Prompt: Copy out the data word for word. The images are not part of the copy.

######

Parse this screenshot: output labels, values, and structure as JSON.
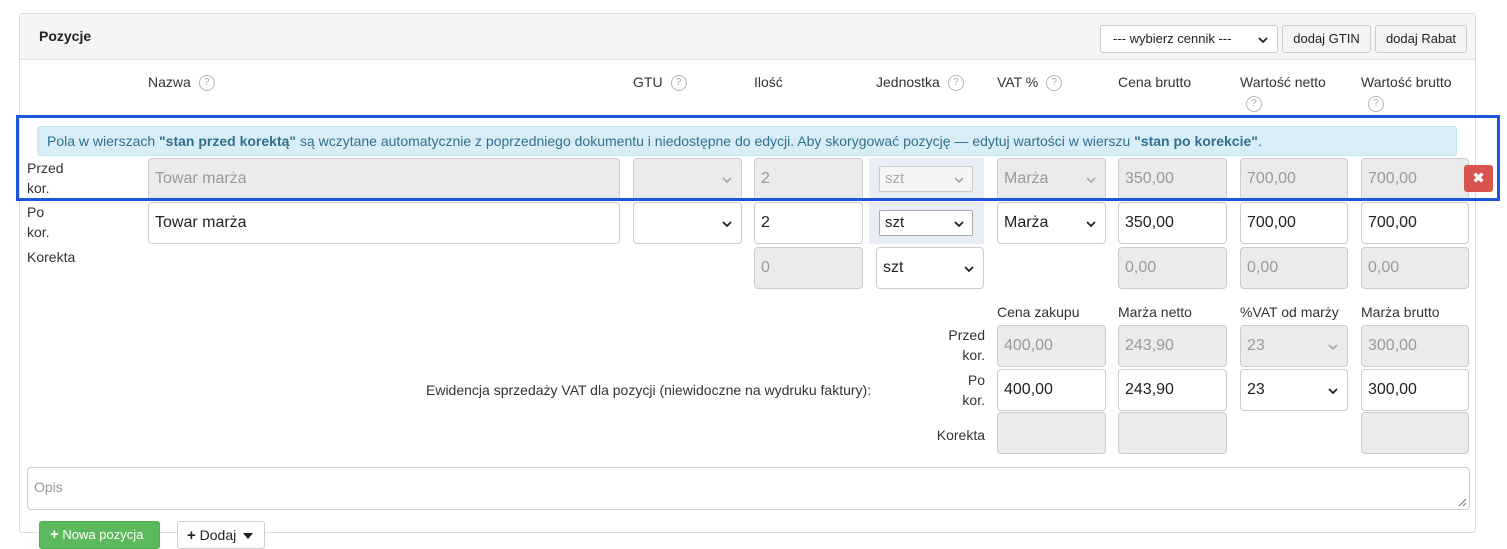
{
  "panel": {
    "title": "Pozycje",
    "pricelist_select": "--- wybierz cennik ---",
    "add_gtin": "dodaj GTIN",
    "add_discount": "dodaj Rabat"
  },
  "columns": {
    "name": "Nazwa",
    "gtu": "GTU",
    "qty": "Ilość",
    "unit": "Jednostka",
    "vat": "VAT %",
    "gross_price": "Cena brutto",
    "net_value": "Wartość netto",
    "gross_value": "Wartość brutto",
    "help": "?"
  },
  "alert": {
    "t1": "Pola w wierszach ",
    "b1": "\"stan przed korektą\"",
    "t2": " są wczytane automatycznie z poprzedniego dokumentu i niedostępne do edycji. Aby skorygować pozycję — edytuj wartości w wierszu ",
    "b2": "\"stan po korekcie\"",
    "t3": "."
  },
  "rows": {
    "before": {
      "label1": "Przed",
      "label2": "kor.",
      "name": "Towar marża",
      "qty": "2",
      "unit": "szt",
      "vat": "Marża",
      "gross_price": "350,00",
      "net_value": "700,00",
      "gross_value": "700,00",
      "delete": "✖"
    },
    "after": {
      "label1": "Po",
      "label2": "kor.",
      "name": "Towar marża",
      "qty": "2",
      "unit": "szt",
      "vat": "Marża",
      "gross_price": "350,00",
      "net_value": "700,00",
      "gross_value": "700,00"
    },
    "correction": {
      "label": "Korekta",
      "qty": "0",
      "unit": "szt",
      "gross_price": "0,00",
      "net_value": "0,00",
      "gross_value": "0,00"
    }
  },
  "margin": {
    "h_purchase": "Cena zakupu",
    "h_net": "Marża netto",
    "h_vat": "%VAT od marży",
    "h_gross": "Marża brutto",
    "description": "Ewidencja sprzedaży VAT dla pozycji (niewidoczne na wydruku faktury):",
    "before": {
      "label1": "Przed",
      "label2": "kor.",
      "purchase": "400,00",
      "net": "243,90",
      "vat": "23",
      "gross": "300,00"
    },
    "after": {
      "label1": "Po",
      "label2": "kor.",
      "purchase": "400,00",
      "net": "243,90",
      "vat": "23",
      "gross": "300,00"
    },
    "correction_label": "Korekta"
  },
  "opis": {
    "placeholder": "Opis"
  },
  "footer": {
    "new_position": "Nowa pozycja",
    "add": "Dodaj"
  }
}
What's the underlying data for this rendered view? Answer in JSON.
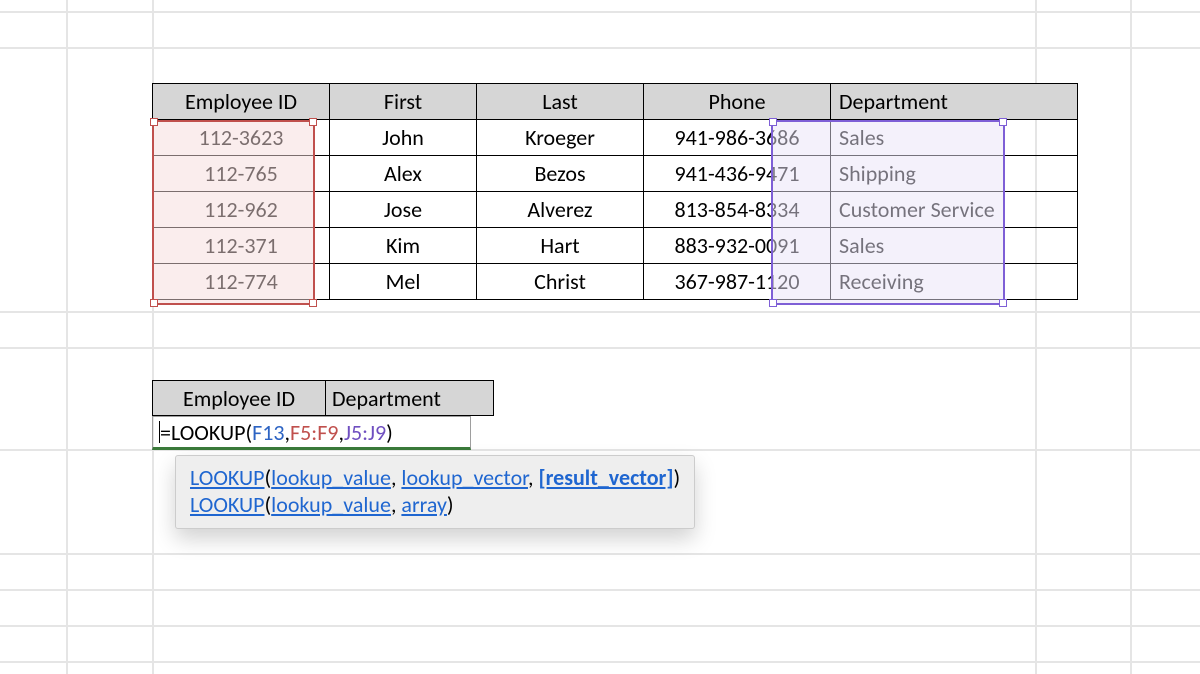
{
  "table": {
    "headers": [
      "Employee ID",
      "First",
      "Last",
      "Phone",
      "Department"
    ],
    "rows": [
      {
        "id": "112-3623",
        "first": "John",
        "last": "Kroeger",
        "phone": "941-986-3686",
        "dept": "Sales"
      },
      {
        "id": "112-765",
        "first": "Alex",
        "last": "Bezos",
        "phone": "941-436-9471",
        "dept": "Shipping"
      },
      {
        "id": "112-962",
        "first": "Jose",
        "last": "Alverez",
        "phone": "813-854-8334",
        "dept": "Customer Service"
      },
      {
        "id": "112-371",
        "first": "Kim",
        "last": "Hart",
        "phone": "883-932-0091",
        "dept": "Sales"
      },
      {
        "id": "112-774",
        "first": "Mel",
        "last": "Christ",
        "phone": "367-987-1120",
        "dept": "Receiving"
      }
    ]
  },
  "lookup_headers": {
    "a": "Employee ID",
    "b": "Department"
  },
  "formula": {
    "prefix": "=LOOKUP(",
    "arg1": "F13",
    "sep1": ",",
    "arg2": "F5:F9",
    "sep2": ",",
    "arg3": "J5:J9",
    "suffix": ")"
  },
  "tooltip": {
    "line1": {
      "fn": "LOOKUP",
      "a1": "lookup_value",
      "a2": "lookup_vector",
      "a3": "[result_vector]"
    },
    "line2": {
      "fn": "LOOKUP",
      "a1": "lookup_value",
      "a2": "array"
    }
  }
}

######

Expected answer:
Parse this screenshot: output labels, values, and structure as JSON.
{
  "panel": {
    "title": "Pozycje",
    "pricelist_select": "--- wybierz cennik ---",
    "add_gtin": "dodaj GTIN",
    "add_discount": "dodaj Rabat"
  },
  "columns": {
    "name": "Nazwa",
    "gtu": "GTU",
    "qty": "Ilość",
    "unit": "Jednostka",
    "vat": "VAT %",
    "gross_price": "Cena brutto",
    "net_value": "Wartość netto",
    "gross_value": "Wartość brutto",
    "help": "?"
  },
  "alert": {
    "t1": "Pola w wierszach ",
    "b1": "\"stan przed korektą\"",
    "t2": " są wczytane automatycznie z poprzedniego dokumentu i niedostępne do edycji. Aby skorygować pozycję — edytuj wartości w wierszu ",
    "b2": "\"stan po korekcie\"",
    "t3": "."
  },
  "rows": {
    "before": {
      "label1": "Przed",
      "label2": "kor.",
      "name": "Towar marża",
      "qty": "2",
      "unit": "szt",
      "vat": "Marża",
      "gross_price": "350,00",
      "net_value": "700,00",
      "gross_value": "700,00",
      "delete": "✖"
    },
    "after": {
      "label1": "Po",
      "label2": "kor.",
      "name": "Towar marża",
      "qty": "2",
      "unit": "szt",
      "vat": "Marża",
      "gross_price": "350,00",
      "net_value": "700,00",
      "gross_value": "700,00"
    },
    "correction": {
      "label": "Korekta",
      "qty": "0",
      "unit": "szt",
      "gross_price": "0,00",
      "net_value": "0,00",
      "gross_value": "0,00"
    }
  },
  "margin": {
    "h_purchase": "Cena zakupu",
    "h_net": "Marża netto",
    "h_vat": "%VAT od marży",
    "h_gross": "Marża brutto",
    "description": "Ewidencja sprzedaży VAT dla pozycji (niewidoczne na wydruku faktury):",
    "before": {
      "label1": "Przed",
      "label2": "kor.",
      "purchase": "400,00",
      "net": "243,90",
      "vat": "23",
      "gross": "300,00"
    },
    "after": {
      "label1": "Po",
      "label2": "kor.",
      "purchase": "400,00",
      "net": "243,90",
      "vat": "23",
      "gross": "300,00"
    },
    "correction_label": "Korekta"
  },
  "opis": {
    "placeholder": "Opis"
  },
  "footer": {
    "new_position": "Nowa pozycja",
    "add": "Dodaj"
  }
}
What's the underlying data for this rendered view? Answer in JSON.
{
  "table": {
    "headers": [
      "Employee ID",
      "First",
      "Last",
      "Phone",
      "Department"
    ],
    "rows": [
      {
        "id": "112-3623",
        "first": "John",
        "last": "Kroeger",
        "phone": "941-986-3686",
        "dept": "Sales"
      },
      {
        "id": "112-765",
        "first": "Alex",
        "last": "Bezos",
        "phone": "941-436-9471",
        "dept": "Shipping"
      },
      {
        "id": "112-962",
        "first": "Jose",
        "last": "Alverez",
        "phone": "813-854-8334",
        "dept": "Customer Service"
      },
      {
        "id": "112-371",
        "first": "Kim",
        "last": "Hart",
        "phone": "883-932-0091",
        "dept": "Sales"
      },
      {
        "id": "112-774",
        "first": "Mel",
        "last": "Christ",
        "phone": "367-987-1120",
        "dept": "Receiving"
      }
    ]
  },
  "lookup_headers": {
    "a": "Employee ID",
    "b": "Department"
  },
  "formula": {
    "prefix": "=LOOKUP(",
    "arg1": "F13",
    "sep1": ",",
    "arg2": "F5:F9",
    "sep2": ",",
    "arg3": "J5:J9",
    "suffix": ")"
  },
  "tooltip": {
    "line1": {
      "fn": "LOOKUP",
      "a1": "lookup_value",
      "a2": "lookup_vector",
      "a3": "[result_vector]"
    },
    "line2": {
      "fn": "LOOKUP",
      "a1": "lookup_value",
      "a2": "array"
    }
  }
}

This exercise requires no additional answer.